_REQUIREMENT:_ Your copy should repeat each record below exactly and contain no images.

_DATASET ENTRIES:_
------------------------------------------------------------------------
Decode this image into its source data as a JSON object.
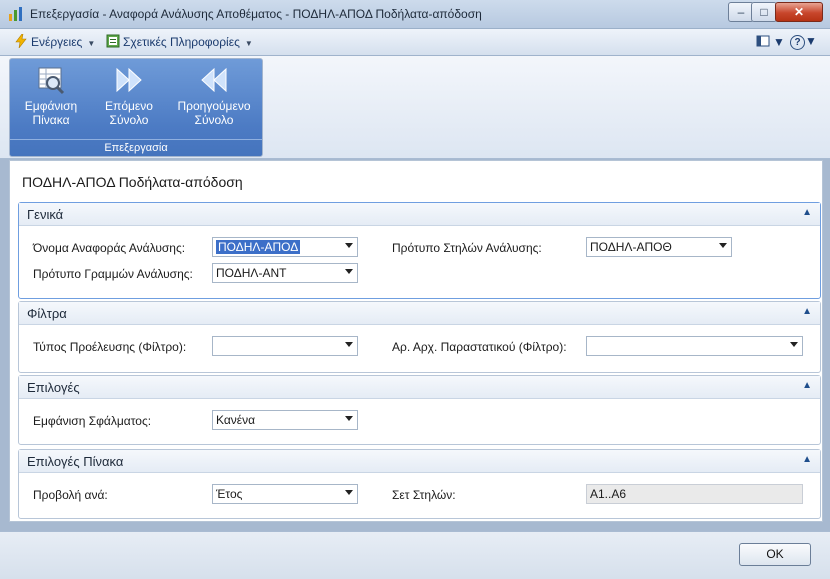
{
  "window": {
    "title": "Επεξεργασία - Αναφορά Ανάλυσης Αποθέματος - ΠΟΔΗΛ-ΑΠΟΔ Ποδήλατα-απόδοση",
    "minimize": "–",
    "maximize": "□",
    "close": "✕"
  },
  "menubar": {
    "actions_label": "Ενέργειες",
    "related_label": "Σχετικές Πληροφορίες",
    "help": "?"
  },
  "ribbon": {
    "group_label": "Επεξεργασία",
    "buttons": [
      {
        "line1": "Εμφάνιση",
        "line2": "Πίνακα"
      },
      {
        "line1": "Επόμενο",
        "line2": "Σύνολο"
      },
      {
        "line1": "Προηγούμενο",
        "line2": "Σύνολο"
      }
    ]
  },
  "page": {
    "title": "ΠΟΔΗΛ-ΑΠΟΔ Ποδήλατα-απόδοση"
  },
  "general": {
    "header": "Γενικά",
    "analysis_report_label": "Όνομα Αναφοράς Ανάλυσης:",
    "analysis_report_value": "ΠΟΔΗΛ-ΑΠΟΔ",
    "line_template_label": "Πρότυπο Γραμμών Ανάλυσης:",
    "line_template_value": "ΠΟΔΗΛ-ΑΝΤ",
    "column_template_label": "Πρότυπο Στηλών Ανάλυσης:",
    "column_template_value": "ΠΟΔΗΛ-ΑΠΟΘ"
  },
  "filters": {
    "header": "Φίλτρα",
    "source_type_label": "Τύπος Προέλευσης (Φίλτρο):",
    "source_type_value": "",
    "document_no_label": "Αρ. Αρχ. Παραστατικού (Φίλτρο):",
    "document_no_value": ""
  },
  "options": {
    "header": "Επιλογές",
    "show_error_label": "Εμφάνιση Σφάλματος:",
    "show_error_value": "Κανένα"
  },
  "matrix_options": {
    "header": "Επιλογές Πίνακα",
    "view_by_label": "Προβολή ανά:",
    "view_by_value": "Έτος",
    "column_set_label": "Σετ Στηλών:",
    "column_set_value": "Α1..Α6"
  },
  "footer": {
    "ok_label": "OK"
  }
}
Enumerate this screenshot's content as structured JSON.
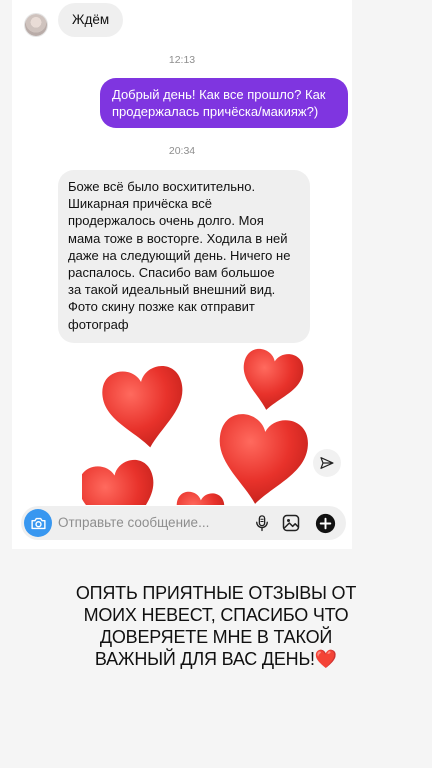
{
  "messages": {
    "first_incoming": "Ждём",
    "time_1": "12:13",
    "outgoing": "Добрый день! Как все прошло? Как продержалась причёска/макияж?)",
    "time_2": "20:34",
    "incoming": "Боже всё было восхитительно.\nШикарная причёска всё\nпродержалось очень долго. Моя\nмама тоже в восторге. Ходила в ней\nдаже на следующий день. Ничего не\nраспалось. Спасибо вам большое\nза такой идеальный внешний вид.\nФото скину позже как отправит\nфотограф"
  },
  "sticker": {
    "name": "hearts-sticker",
    "color": "#e8322b"
  },
  "composer": {
    "placeholder": "Отправьте сообщение..."
  },
  "colors": {
    "outgoing_bubble": "#7f35e0",
    "incoming_bubble": "#efefef",
    "camera_button": "#3897f0"
  },
  "caption": {
    "text": "ОПЯТЬ ПРИЯТНЫЕ ОТЗЫВЫ ОТ МОИХ НЕВЕСТ, СПАСИБО ЧТО ДОВЕРЯЕТЕ МНЕ В ТАКОЙ ВАЖНЫЙ ДЛЯ ВАС ДЕНЬ!",
    "emoji": "❤️"
  }
}
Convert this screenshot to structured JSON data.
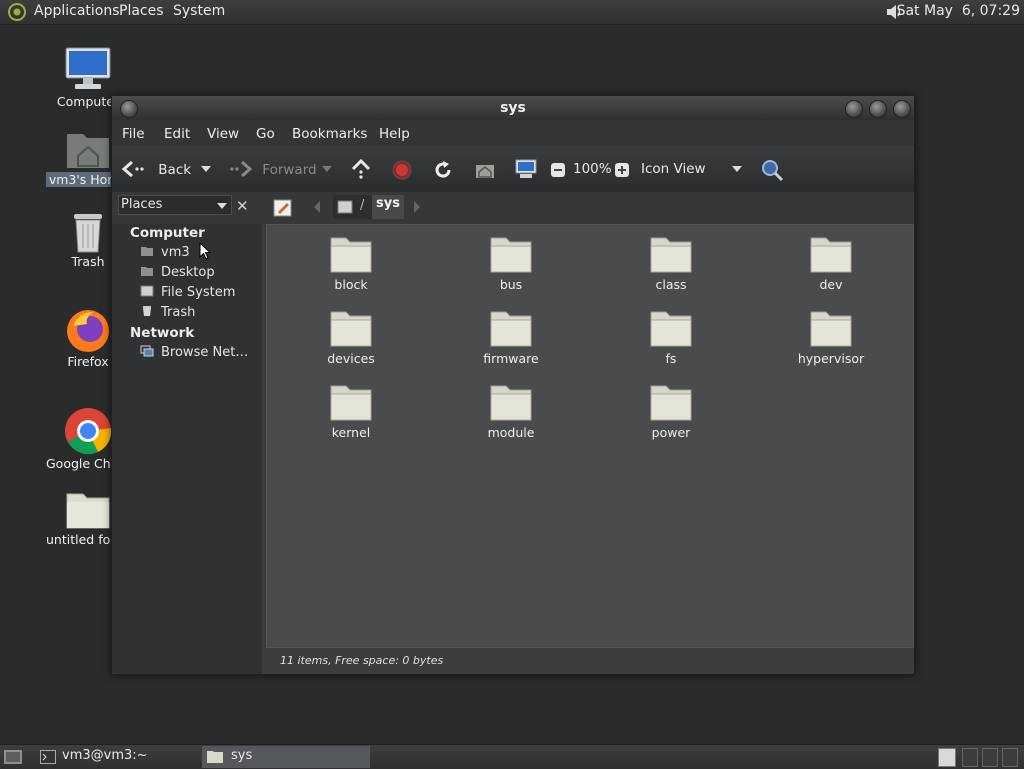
{
  "top_panel": {
    "menus": [
      "Applications",
      "Places",
      "System"
    ],
    "clock": "Sat May  6, 07:29",
    "volume_icon": "speaker-icon"
  },
  "desktop": {
    "icons": [
      {
        "label": "Computer",
        "icon": "computer-icon"
      },
      {
        "label": "vm3's Home",
        "icon": "home-folder-icon"
      },
      {
        "label": "Trash",
        "icon": "trash-icon"
      },
      {
        "label": "Firefox",
        "icon": "firefox-icon"
      },
      {
        "label": "Google Chrome",
        "icon": "chrome-icon"
      },
      {
        "label": "untitled folder",
        "icon": "folder-icon"
      }
    ]
  },
  "window": {
    "title": "sys",
    "menu": [
      "File",
      "Edit",
      "View",
      "Go",
      "Bookmarks",
      "Help"
    ],
    "toolbar": {
      "back": "Back",
      "forward": "Forward",
      "zoom": "100%",
      "view_mode": "Icon View"
    },
    "sidebar": {
      "selector": "Places",
      "sections": [
        {
          "title": "Computer",
          "items": [
            "vm3",
            "Desktop",
            "File System",
            "Trash"
          ]
        },
        {
          "title": "Network",
          "items": [
            "Browse Net…"
          ]
        }
      ]
    },
    "location": {
      "separator": "/",
      "current": "sys"
    },
    "files": [
      "block",
      "bus",
      "class",
      "dev",
      "devices",
      "firmware",
      "fs",
      "hypervisor",
      "kernel",
      "module",
      "power"
    ],
    "status": "11 items, Free space: 0 bytes"
  },
  "taskbar": {
    "tasks": [
      "vm3@vm3:~",
      "sys"
    ]
  }
}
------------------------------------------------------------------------
_OUTPUT FOR THIS TASK:_
Decode this image into its source data as a JSON object.
{
  "window": {
    "title": "Επεξεργασία - Αναφορά Ανάλυσης Αποθέματος - ΠΟΔΗΛ-ΑΠΟΔ Ποδήλατα-απόδοση",
    "minimize": "–",
    "maximize": "□",
    "close": "✕"
  },
  "menubar": {
    "actions_label": "Ενέργειες",
    "related_label": "Σχετικές Πληροφορίες",
    "help": "?"
  },
  "ribbon": {
    "group_label": "Επεξεργασία",
    "buttons": [
      {
        "line1": "Εμφάνιση",
        "line2": "Πίνακα"
      },
      {
        "line1": "Επόμενο",
        "line2": "Σύνολο"
      },
      {
        "line1": "Προηγούμενο",
        "line2": "Σύνολο"
      }
    ]
  },
  "page": {
    "title": "ΠΟΔΗΛ-ΑΠΟΔ Ποδήλατα-απόδοση"
  },
  "general": {
    "header": "Γενικά",
    "analysis_report_label": "Όνομα Αναφοράς Ανάλυσης:",
    "analysis_report_value": "ΠΟΔΗΛ-ΑΠΟΔ",
    "line_template_label": "Πρότυπο Γραμμών Ανάλυσης:",
    "line_template_value": "ΠΟΔΗΛ-ΑΝΤ",
    "column_template_label": "Πρότυπο Στηλών Ανάλυσης:",
    "column_template_value": "ΠΟΔΗΛ-ΑΠΟΘ"
  },
  "filters": {
    "header": "Φίλτρα",
    "source_type_label": "Τύπος Προέλευσης (Φίλτρο):",
    "source_type_value": "",
    "document_no_label": "Αρ. Αρχ. Παραστατικού (Φίλτρο):",
    "document_no_value": ""
  },
  "options": {
    "header": "Επιλογές",
    "show_error_label": "Εμφάνιση Σφάλματος:",
    "show_error_value": "Κανένα"
  },
  "matrix_options": {
    "header": "Επιλογές Πίνακα",
    "view_by_label": "Προβολή ανά:",
    "view_by_value": "Έτος",
    "column_set_label": "Σετ Στηλών:",
    "column_set_value": "Α1..Α6"
  },
  "footer": {
    "ok_label": "OK"
  }
}
Enumerate this screenshot's content as structured JSON.
{
  "messages": {
    "first_incoming": "Ждём",
    "time_1": "12:13",
    "outgoing": "Добрый день! Как все прошло? Как продержалась причёска/макияж?)",
    "time_2": "20:34",
    "incoming": "Боже всё было восхитительно.\nШикарная причёска всё\nпродержалось очень долго. Моя\nмама тоже в восторге. Ходила в ней\nдаже на следующий день. Ничего не\nраспалось. Спасибо вам большое\nза такой идеальный внешний вид.\nФото скину позже как отправит\nфотограф"
  },
  "sticker": {
    "name": "hearts-sticker",
    "color": "#e8322b"
  },
  "composer": {
    "placeholder": "Отправьте сообщение..."
  },
  "colors": {
    "outgoing_bubble": "#7f35e0",
    "incoming_bubble": "#efefef",
    "camera_button": "#3897f0"
  },
  "caption": {
    "text": "ОПЯТЬ ПРИЯТНЫЕ ОТЗЫВЫ ОТ МОИХ НЕВЕСТ, СПАСИБО ЧТО ДОВЕРЯЕТЕ МНЕ В ТАКОЙ ВАЖНЫЙ ДЛЯ ВАС ДЕНЬ!",
    "emoji": "❤️"
  }
}
Convert this screenshot to structured JSON data.
{
  "top_panel": {
    "menus": [
      "Applications",
      "Places",
      "System"
    ],
    "clock": "Sat May  6, 07:29",
    "volume_icon": "speaker-icon"
  },
  "desktop": {
    "icons": [
      {
        "label": "Computer",
        "icon": "computer-icon"
      },
      {
        "label": "vm3's Home",
        "icon": "home-folder-icon"
      },
      {
        "label": "Trash",
        "icon": "trash-icon"
      },
      {
        "label": "Firefox",
        "icon": "firefox-icon"
      },
      {
        "label": "Google Chrome",
        "icon": "chrome-icon"
      },
      {
        "label": "untitled folder",
        "icon": "folder-icon"
      }
    ]
  },
  "window": {
    "title": "sys",
    "menu": [
      "File",
      "Edit",
      "View",
      "Go",
      "Bookmarks",
      "Help"
    ],
    "toolbar": {
      "back": "Back",
      "forward": "Forward",
      "zoom": "100%",
      "view_mode": "Icon View"
    },
    "sidebar": {
      "selector": "Places",
      "sections": [
        {
          "title": "Computer",
          "items": [
            "vm3",
            "Desktop",
            "File System",
            "Trash"
          ]
        },
        {
          "title": "Network",
          "items": [
            "Browse Net…"
          ]
        }
      ]
    },
    "location": {
      "separator": "/",
      "current": "sys"
    },
    "files": [
      "block",
      "bus",
      "class",
      "dev",
      "devices",
      "firmware",
      "fs",
      "hypervisor",
      "kernel",
      "module",
      "power"
    ],
    "status": "11 items, Free space: 0 bytes"
  },
  "taskbar": {
    "tasks": [
      "vm3@vm3:~",
      "sys"
    ]
  }
}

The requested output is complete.